J-O-Y, J-O-Y, this is what it means, Jesus first, yourself last, and others in-between – a song from 3rd grade private school
by Andrea Elizabeth
Oscar Wilde’s An Ideal Husband reminds me of a few things. One is how I used to admire self-absorbed people like Cher and Barbra Streisand. Lord Goring proposes, “To love oneself is the beginning of a life-long romance.” In contrast, maybe it was a facebook commenter who said recently, “people who find themselves interesting are usually boring to others,” and vice versa. I haven’t really found that to be true in the past, but their self-absorbed moments are beginning to irritate me at least.

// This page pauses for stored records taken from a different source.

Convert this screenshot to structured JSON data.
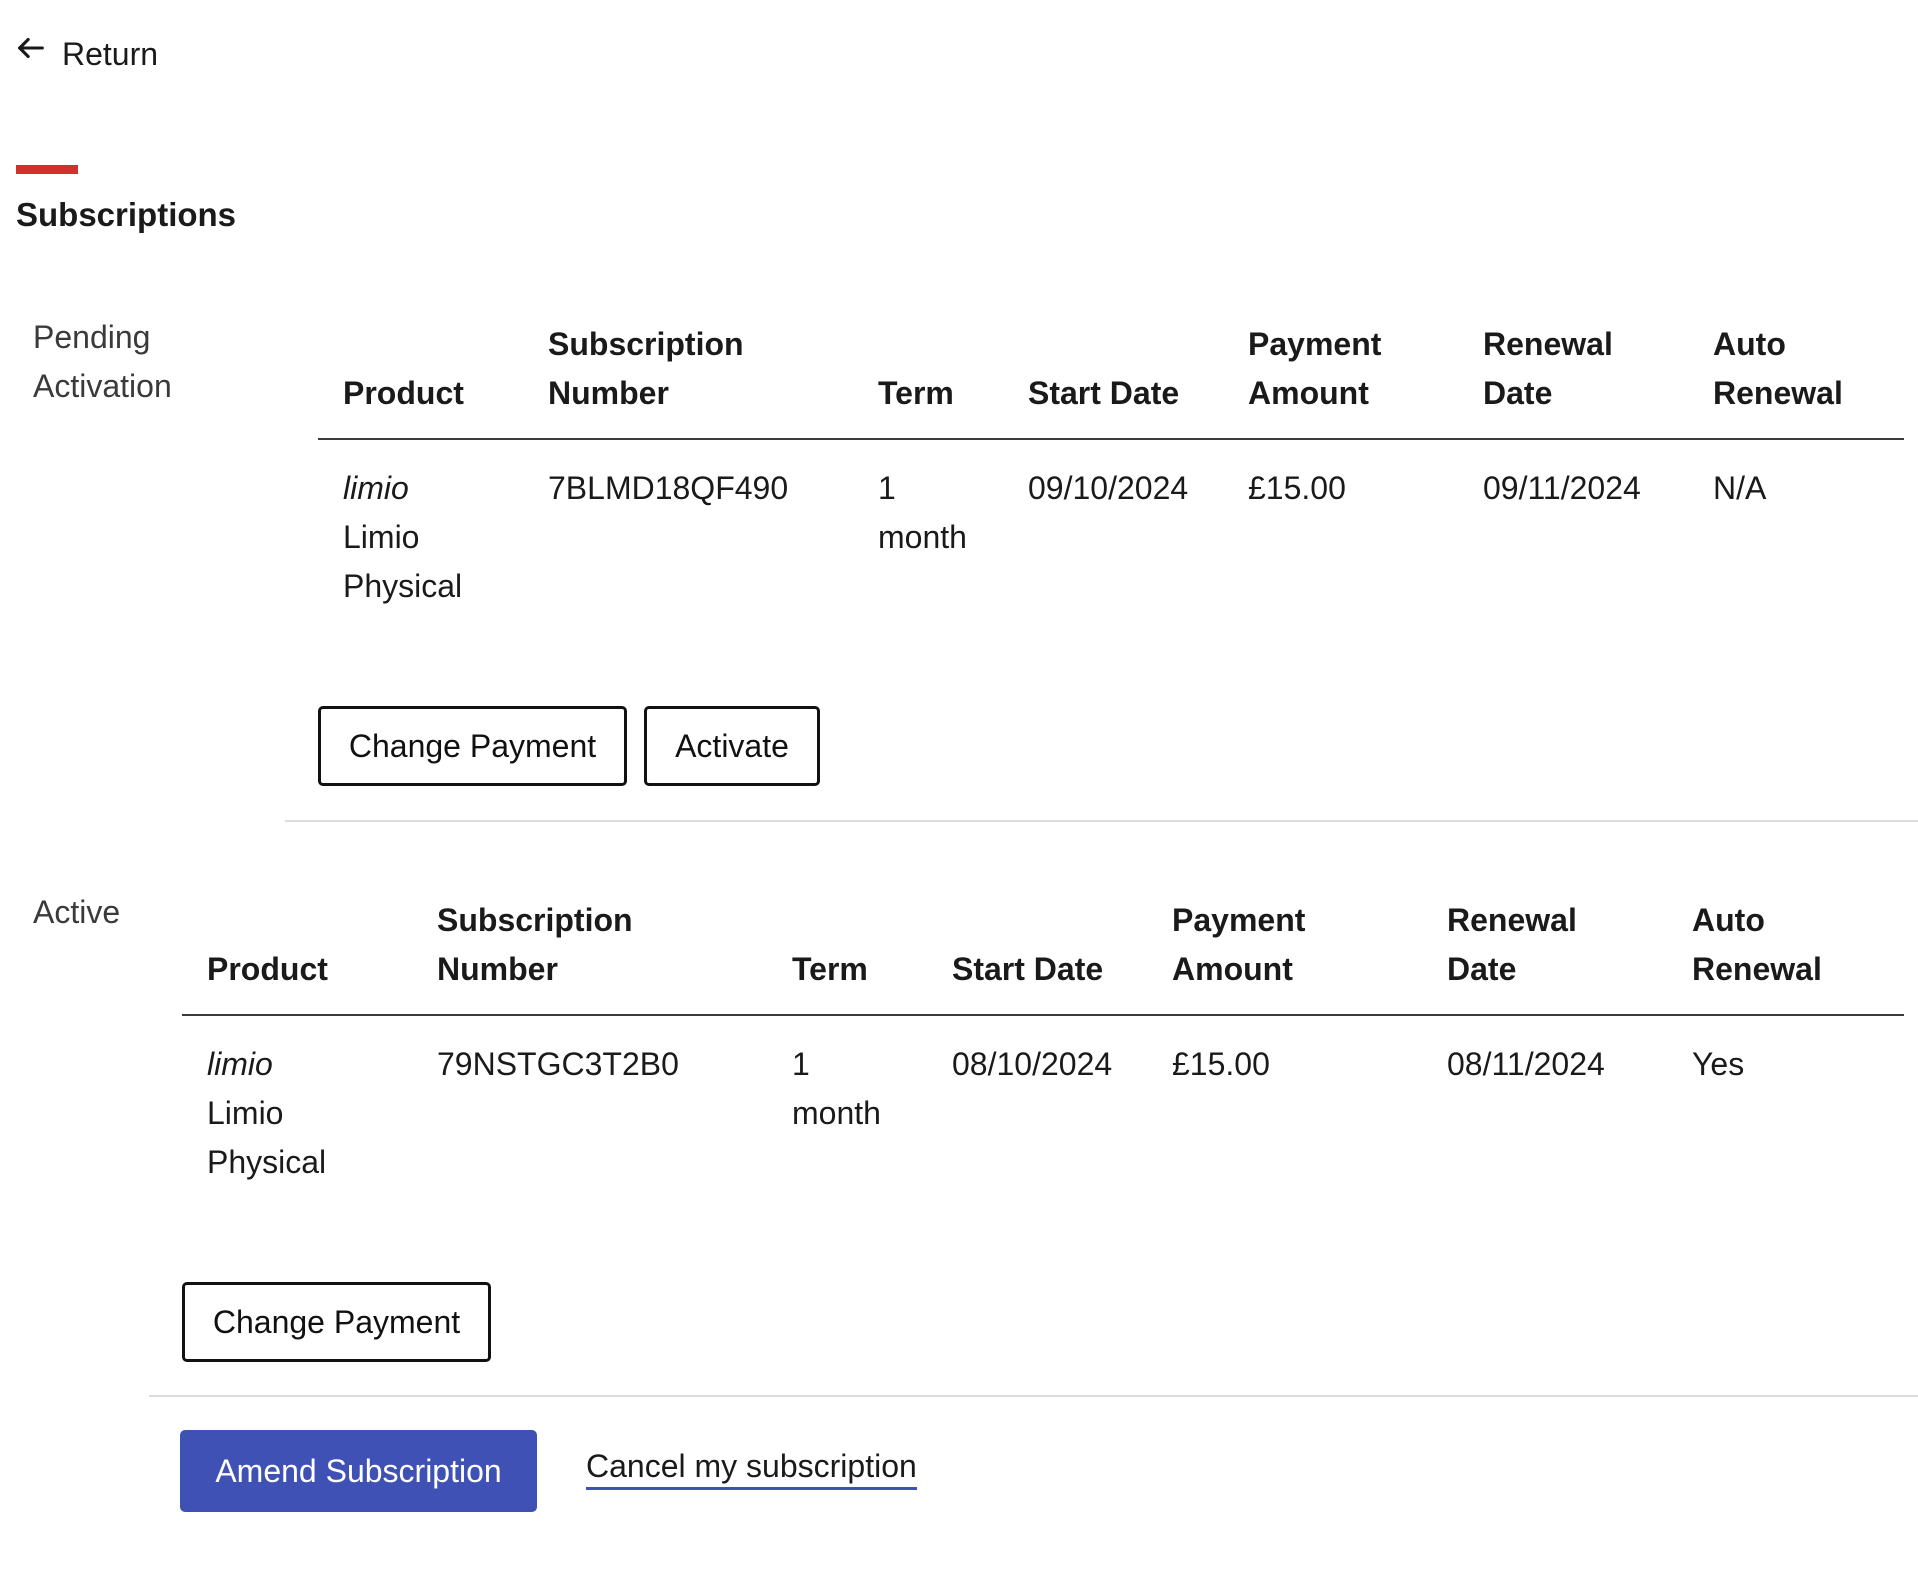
{
  "nav": {
    "return_label": "Return"
  },
  "page": {
    "title": "Subscriptions"
  },
  "colors": {
    "accent": "#d32f2f",
    "primary_button": "#3f51b5"
  },
  "table_headers": {
    "product": "Product",
    "subscription_number_line1": "Subscription",
    "subscription_number_line2": "Number",
    "term": "Term",
    "start_date": "Start Date",
    "payment_amount_line1": "Payment",
    "payment_amount_line2": "Amount",
    "renewal_date_line1": "Renewal",
    "renewal_date_line2": "Date",
    "auto_renewal_line1": "Auto",
    "auto_renewal_line2": "Renewal"
  },
  "pending": {
    "label_line1": "Pending",
    "label_line2": "Activation",
    "row": {
      "product_brand": "limio",
      "product_name_line1": "Limio",
      "product_name_line2": "Physical",
      "subscription_number": "7BLMD18QF490",
      "term_line1": "1",
      "term_line2": "month",
      "start_date": "09/10/2024",
      "payment_amount": "£15.00",
      "renewal_date": "09/11/2024",
      "auto_renewal": "N/A"
    },
    "change_payment_label": "Change Payment",
    "activate_label": "Activate"
  },
  "active": {
    "label": "Active",
    "row": {
      "product_brand": "limio",
      "product_name_line1": "Limio",
      "product_name_line2": "Physical",
      "subscription_number": "79NSTGC3T2B0",
      "term_line1": "1",
      "term_line2": "month",
      "start_date": "08/10/2024",
      "payment_amount": "£15.00",
      "renewal_date": "08/11/2024",
      "auto_renewal": "Yes"
    },
    "change_payment_label": "Change Payment"
  },
  "actions": {
    "amend_label": "Amend Subscription",
    "cancel_label": "Cancel my subscription"
  },
  "icons": {
    "return": "arrow-left-icon"
  }
}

Still, ambivalent me has also loved this quote from Joe Vs. the Volcano, “I have no interest in myself. I think about myself, I get bored out of my mind.”
One is supposed to find onesself, as it were, in relation to others. Sometimes though I think one has to reset how one relates to others. What if one has a messiah complex and thinks she can fix everyone’s problems? What if one has a chronic need for approval and affirmation? During this process of resetting oneself, I think one could possibly decide to view herself sort of apophatically. She could step back and be quiet with others. She may observe that others who have chronic needs for approval and affirmation may suffer from a sense of deprivation in their past and mourn with them as a co-sufferer. She has to stop herself from adopting the person though. This can lead to enmeshment and self-absorbed co-dependence. It also involves the blame-game instead of quiet intercession. Elder Zachariah has advocated a much more passive role in other people’s dysfunction. He advocates no intervention besides intercessory prayer, which he ironically has verbalized to people who he thinks confront too much. I tend to think people, particularly one’s children, need a little more interaction than that, but I am trying to learn to give even them more space.

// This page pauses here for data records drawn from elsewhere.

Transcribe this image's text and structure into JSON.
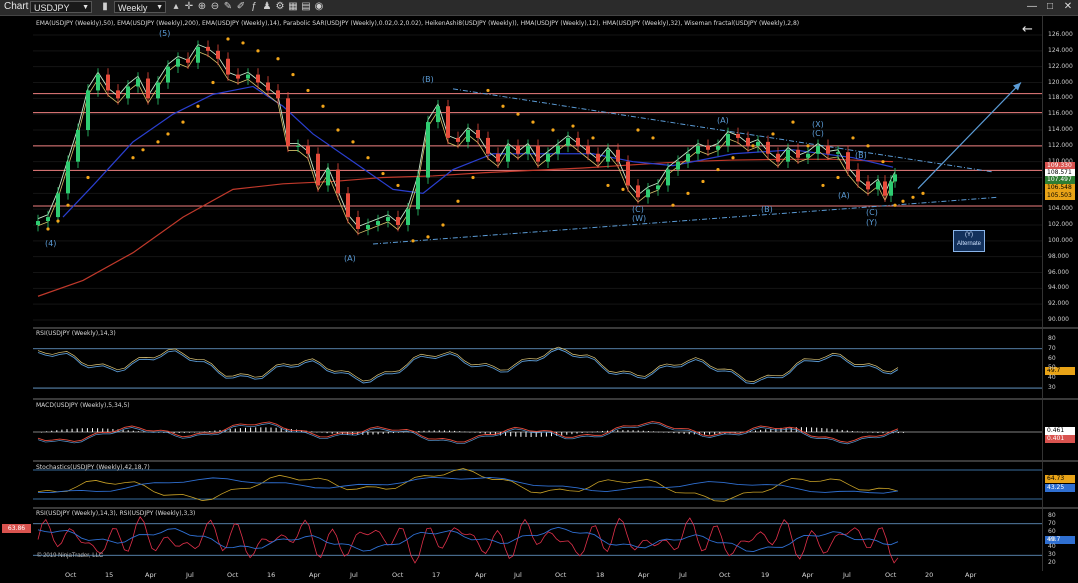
{
  "toolbar": {
    "title": "Chart",
    "instrument": "USDJPY",
    "period": "Weekly",
    "minimize": "—",
    "maximize": "□",
    "close": "✕"
  },
  "main_panel": {
    "title": "EMA(USDJPY (Weekly),50), EMA(USDJPY (Weekly),200), EMA(USDJPY (Weekly),14), Parabolic SAR(USDJPY (Weekly),0.02,0.2,0.02), HeikenAshi8(USDJPY (Weekly)), HMA(USDJPY (Weekly),12), HMA(USDJPY (Weekly),32), Wiseman fractal(USDJPY (Weekly),2,8)",
    "y_ticks": [
      "126.000",
      "124.000",
      "122.000",
      "120.000",
      "118.000",
      "116.000",
      "114.000",
      "112.000",
      "110.000",
      "108.000",
      "106.000",
      "104.000",
      "102.000",
      "100.000",
      "98.000",
      "96.000",
      "94.000",
      "92.000",
      "90.000"
    ],
    "price_labels": [
      {
        "text": "109.330",
        "bg": "#d9534f",
        "fg": "#ffffff"
      },
      {
        "text": "108.571",
        "bg": "#ffffff",
        "fg": "#000000"
      },
      {
        "text": "107.497",
        "bg": "#2e7d32",
        "fg": "#ffffff"
      },
      {
        "text": "106.548",
        "bg": "#e8a317",
        "fg": "#000000"
      },
      {
        "text": "105.503",
        "bg": "#e8a317",
        "fg": "#000000"
      }
    ],
    "waves": [
      "(4)",
      "(5)",
      "(A)",
      "(B)",
      "(C)",
      "(W)",
      "(A)",
      "(B)",
      "(X)",
      "(C)",
      "(A)",
      "(B)",
      "(C)",
      "(Y)"
    ],
    "alternate_box": {
      "line1": "(Y)",
      "line2": "Alternate"
    },
    "back_arrow": "←"
  },
  "rsi_panel": {
    "title": "RSI(USDJPY (Weekly),14,3)",
    "y_ticks": [
      "80",
      "70",
      "60",
      "50",
      "40",
      "30"
    ],
    "value": "49.7"
  },
  "macd_panel": {
    "title": "MACD(USDJPY (Weekly),5,34,5)",
    "value1": "0.461",
    "value2": "0.401"
  },
  "stoch_panel": {
    "title": "Stochastics(USDJPY (Weekly),42,18,7)",
    "value1": "64.73",
    "value2": "43.25"
  },
  "rsi2_panel": {
    "title": "RSI(USDJPY (Weekly),14,3), RSI(USDJPY (Weekly),3,3)",
    "y_ticks": [
      "80",
      "70",
      "60",
      "50",
      "40",
      "30",
      "20"
    ],
    "left_value": "63.86",
    "value": "49.7"
  },
  "x_axis": [
    "Oct",
    "15",
    "Apr",
    "Jul",
    "Oct",
    "16",
    "Apr",
    "Jul",
    "Oct",
    "17",
    "Apr",
    "Jul",
    "Oct",
    "18",
    "Apr",
    "Jul",
    "Oct",
    "19",
    "Apr",
    "Jul",
    "Oct",
    "20",
    "Apr"
  ],
  "copyright": "© 2019 NinjaTrader, LLC",
  "colors": {
    "ema200": "#c0392b",
    "ema50": "#2a3fcf",
    "psar": "#f2a51a",
    "resistance": "#f08080",
    "trendline": "#5b9bd5",
    "candle_up": "#2ecc71",
    "candle_down": "#e74c3c"
  }
}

The one who is perfect in love and has reached the summit of detachment knows no distinction between one’s own and another’s, between faithful and unfaithful, between slave and freeman, or indeed between male and female. But…having risen above the tyranny of the passions and looking to the one nature of men he regards all equally and is equally disposed toward all. For in him there is neither Greek nor Jew, neither male nor female, neither slave nor freeman, but Christ is everything and in everything. – St. Maximus the Confessor